By the 1920s however, and with the full emergence of the nationalist struggle in Indonesia, European women stopped wearing the kebaya because it was identified with typical Indonesian attire. For the European colonizers the Kebaya had become associated with Indonesian nationalism.
During the period of the Japanese occupation of Indonesia (1942-1945), educated Indonesian women prisoners-of-war chose to wear kain-kebaya rather than the western dress allocated to them as prison dress. A different set of political conditions produced a reversal of meaning. In this situation the women employed a cultural code (of traditional dress) to assert their political position, differentiating themselves from their European women that were also prisoners-of-war.
During the Proclamation of Independence by President Sukarno on August 17, 1945, the only woman in attendance, Ibu Trimutri was wearing kain kebaya. This image helped transform the kebaya from mere traditional dress, elevating it to the status of national dress for Indonesia women.
From the Palace to the Street - Popular and Traditional Images
While the kebaya is worn by a wide range of women from the former President Megawati to the jamu street vendor, the kebaya could never be claimed to operate as a social leveller. Women who sell jamu (traditional herbal medicine), from young to old, and right across the islands of Java and Bali are wearing kebaya. Today, in Indonesia the image of a woman wearing kebaya sells a variety of products from traditional herbs to Betadine to fried chicken. As an icon the women in her traditional clothing - kebaya - sells tradition and all the purity and goodness belonging to Indonesian cultural traditions. Perhaps she also evokes an element of nostalgia for urban consumers. Traditional as a way of life, is often less about the differences between rural and urban settings, than about socio-economic and class distinctions.

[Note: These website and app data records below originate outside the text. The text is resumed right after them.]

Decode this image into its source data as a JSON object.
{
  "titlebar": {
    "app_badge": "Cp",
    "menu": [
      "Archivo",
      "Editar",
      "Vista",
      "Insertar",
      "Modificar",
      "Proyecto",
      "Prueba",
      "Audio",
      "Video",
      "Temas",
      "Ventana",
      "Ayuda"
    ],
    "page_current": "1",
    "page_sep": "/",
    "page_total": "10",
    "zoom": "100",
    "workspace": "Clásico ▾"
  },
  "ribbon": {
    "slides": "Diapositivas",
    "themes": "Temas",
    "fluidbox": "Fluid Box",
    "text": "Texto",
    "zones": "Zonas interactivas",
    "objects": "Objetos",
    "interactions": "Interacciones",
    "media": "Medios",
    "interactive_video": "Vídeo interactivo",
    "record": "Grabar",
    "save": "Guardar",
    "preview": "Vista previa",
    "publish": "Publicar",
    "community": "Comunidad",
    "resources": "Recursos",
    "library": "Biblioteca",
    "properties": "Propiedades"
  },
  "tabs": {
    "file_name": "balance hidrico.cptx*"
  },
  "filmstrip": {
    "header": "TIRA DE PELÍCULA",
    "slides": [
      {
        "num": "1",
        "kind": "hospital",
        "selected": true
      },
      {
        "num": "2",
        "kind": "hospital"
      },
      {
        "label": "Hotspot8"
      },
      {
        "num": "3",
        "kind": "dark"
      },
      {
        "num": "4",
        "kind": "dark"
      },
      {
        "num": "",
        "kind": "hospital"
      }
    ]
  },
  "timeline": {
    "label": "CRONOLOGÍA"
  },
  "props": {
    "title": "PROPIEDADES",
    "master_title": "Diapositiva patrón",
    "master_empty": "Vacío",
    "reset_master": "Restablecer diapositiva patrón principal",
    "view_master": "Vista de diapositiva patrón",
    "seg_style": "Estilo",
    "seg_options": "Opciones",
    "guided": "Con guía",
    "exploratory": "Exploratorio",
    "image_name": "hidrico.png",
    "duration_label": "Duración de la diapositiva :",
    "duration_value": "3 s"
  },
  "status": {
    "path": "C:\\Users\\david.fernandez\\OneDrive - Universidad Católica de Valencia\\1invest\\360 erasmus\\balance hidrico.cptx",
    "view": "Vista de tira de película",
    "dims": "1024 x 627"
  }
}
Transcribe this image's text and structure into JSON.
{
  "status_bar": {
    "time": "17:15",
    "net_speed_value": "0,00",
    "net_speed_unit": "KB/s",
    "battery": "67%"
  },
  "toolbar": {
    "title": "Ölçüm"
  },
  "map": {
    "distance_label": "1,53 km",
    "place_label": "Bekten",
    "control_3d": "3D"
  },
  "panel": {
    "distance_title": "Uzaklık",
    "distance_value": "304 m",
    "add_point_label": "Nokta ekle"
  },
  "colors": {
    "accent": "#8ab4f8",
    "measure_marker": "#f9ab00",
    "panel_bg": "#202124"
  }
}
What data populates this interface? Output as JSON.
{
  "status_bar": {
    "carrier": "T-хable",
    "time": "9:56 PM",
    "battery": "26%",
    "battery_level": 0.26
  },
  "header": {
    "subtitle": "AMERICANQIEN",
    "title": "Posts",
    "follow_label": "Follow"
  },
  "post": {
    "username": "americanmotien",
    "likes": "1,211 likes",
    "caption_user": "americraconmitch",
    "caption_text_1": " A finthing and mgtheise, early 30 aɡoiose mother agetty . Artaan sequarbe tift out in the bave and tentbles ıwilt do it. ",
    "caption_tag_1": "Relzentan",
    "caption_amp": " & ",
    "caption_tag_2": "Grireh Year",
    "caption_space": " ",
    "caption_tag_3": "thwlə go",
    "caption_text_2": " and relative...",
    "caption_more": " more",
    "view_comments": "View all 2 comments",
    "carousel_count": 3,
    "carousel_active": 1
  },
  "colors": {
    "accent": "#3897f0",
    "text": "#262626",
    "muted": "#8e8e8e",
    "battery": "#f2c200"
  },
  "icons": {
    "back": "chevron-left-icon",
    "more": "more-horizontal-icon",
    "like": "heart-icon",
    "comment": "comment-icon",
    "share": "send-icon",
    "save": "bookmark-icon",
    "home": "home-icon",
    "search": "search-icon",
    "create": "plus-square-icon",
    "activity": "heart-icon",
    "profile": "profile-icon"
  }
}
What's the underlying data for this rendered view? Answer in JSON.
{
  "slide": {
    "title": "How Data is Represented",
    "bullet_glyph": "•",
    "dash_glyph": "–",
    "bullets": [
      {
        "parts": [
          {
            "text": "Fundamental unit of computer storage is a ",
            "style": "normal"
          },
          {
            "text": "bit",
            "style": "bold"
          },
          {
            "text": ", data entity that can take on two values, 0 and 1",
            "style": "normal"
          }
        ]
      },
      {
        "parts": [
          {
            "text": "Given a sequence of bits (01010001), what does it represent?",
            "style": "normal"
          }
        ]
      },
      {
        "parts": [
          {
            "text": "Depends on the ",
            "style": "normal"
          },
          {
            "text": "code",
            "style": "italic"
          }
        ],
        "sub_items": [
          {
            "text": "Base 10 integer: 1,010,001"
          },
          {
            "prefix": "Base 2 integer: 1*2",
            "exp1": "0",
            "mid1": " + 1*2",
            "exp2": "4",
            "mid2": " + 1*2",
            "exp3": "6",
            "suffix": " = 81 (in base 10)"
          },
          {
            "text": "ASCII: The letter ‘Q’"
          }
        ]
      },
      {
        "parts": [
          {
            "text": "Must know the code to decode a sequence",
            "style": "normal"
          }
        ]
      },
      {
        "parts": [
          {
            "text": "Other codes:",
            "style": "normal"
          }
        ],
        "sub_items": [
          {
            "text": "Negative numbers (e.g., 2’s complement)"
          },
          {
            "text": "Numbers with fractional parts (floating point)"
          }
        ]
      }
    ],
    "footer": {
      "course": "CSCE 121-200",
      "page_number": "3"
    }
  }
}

For women 50 years and older, whose occupations and way of life come to distinguish them as traditional, traditional clothing of kain-kebaya is their choice of daily dress. These women, the majority of whom belong to the lower socio-economic group, often work in traditional settings such as markets, are employed as house servants or work in the agricultural sector.
If we try to define what a kebaya is, it may prove to be difficult as it is constantly changing to reflect the changing times and fashions that Indonesia is experiencing. Nonetheless, it is possible to make some generalizations about the kebaya. Most Kebaya are made from a lace brocade. Most kebaya fabric uses a floral motif either printed or woven into the textile and its length can fall somewhere from above the waist to below the knee. It usually, but not always, has long sleeves. It is usually fastened at the front, and if not, then gives a semblance of doing so. Some variations of the kebaya will use a batik sash, which is coordinated with the kain, draped over the shoulder as an added accessory.
Although women in the market can be seen wearing kebaya, we can also see exquisite variations of them in government gatherings and parties and high society social functions. The beauty of this national dress is undeniable. Some of the most influential women in Indonesia are married in kebaya that can be described as “works of art” with their hand embroidered detailing and beading. Designers such as Ami Amianto have helped to promote the kebaya not only as a important part of Indonesian clothing history but as a very beautiful item of clothing that Indonesian women are proud to wear.
So the next time you see a women wearing a kebaya you will understand that she is not just wearing a functional piece of clothing but she is also wearing a symbol of Indoneia’s cultural history which represents national symbolism and high fashion too!
This article was written by Gene Sugandy, with research from the following sources:
Reading the Kebaya by Victoria Cattoni
Kebaya - Wikipedia